◆ WHAT THE TASK REQUIRES: Please copy out every line in the records below that includes the word "this".

-- THE DATA follows --

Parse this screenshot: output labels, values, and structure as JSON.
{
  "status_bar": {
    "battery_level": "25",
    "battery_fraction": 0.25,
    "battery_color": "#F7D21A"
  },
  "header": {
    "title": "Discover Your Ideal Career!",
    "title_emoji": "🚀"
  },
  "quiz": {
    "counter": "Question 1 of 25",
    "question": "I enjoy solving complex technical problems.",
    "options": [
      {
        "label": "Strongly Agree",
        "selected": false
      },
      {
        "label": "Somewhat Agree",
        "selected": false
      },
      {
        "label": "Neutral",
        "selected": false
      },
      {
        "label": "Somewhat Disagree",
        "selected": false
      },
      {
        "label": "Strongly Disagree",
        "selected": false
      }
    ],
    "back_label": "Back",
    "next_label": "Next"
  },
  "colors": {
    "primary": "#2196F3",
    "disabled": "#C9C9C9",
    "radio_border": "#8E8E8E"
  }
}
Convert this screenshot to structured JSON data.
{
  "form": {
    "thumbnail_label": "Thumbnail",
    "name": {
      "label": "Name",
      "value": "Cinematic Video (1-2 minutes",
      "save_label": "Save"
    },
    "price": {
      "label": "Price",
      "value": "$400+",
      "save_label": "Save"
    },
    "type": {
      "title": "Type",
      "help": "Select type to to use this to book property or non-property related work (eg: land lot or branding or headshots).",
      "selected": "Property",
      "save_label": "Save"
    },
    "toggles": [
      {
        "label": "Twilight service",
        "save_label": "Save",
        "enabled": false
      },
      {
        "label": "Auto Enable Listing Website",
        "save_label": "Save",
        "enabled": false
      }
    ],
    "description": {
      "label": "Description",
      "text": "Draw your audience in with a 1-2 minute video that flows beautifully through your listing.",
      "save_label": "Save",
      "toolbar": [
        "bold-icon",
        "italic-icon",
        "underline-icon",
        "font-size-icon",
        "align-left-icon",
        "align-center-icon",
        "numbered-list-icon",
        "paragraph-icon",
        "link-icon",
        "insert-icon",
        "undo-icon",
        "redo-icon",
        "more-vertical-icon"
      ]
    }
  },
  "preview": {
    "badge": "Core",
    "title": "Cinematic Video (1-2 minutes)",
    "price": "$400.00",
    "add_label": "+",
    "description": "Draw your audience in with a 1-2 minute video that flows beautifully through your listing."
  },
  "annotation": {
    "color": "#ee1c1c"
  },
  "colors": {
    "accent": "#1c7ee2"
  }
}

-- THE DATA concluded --

◆ ANSWER FOR THE TASK:
Parse this screenshot: output labels, values, and structure as JSON.
Convert this screenshot to structured JSON data.
      "help": "Select type to to use this to book property or non-property related work (eg: land lot or branding or headshots).",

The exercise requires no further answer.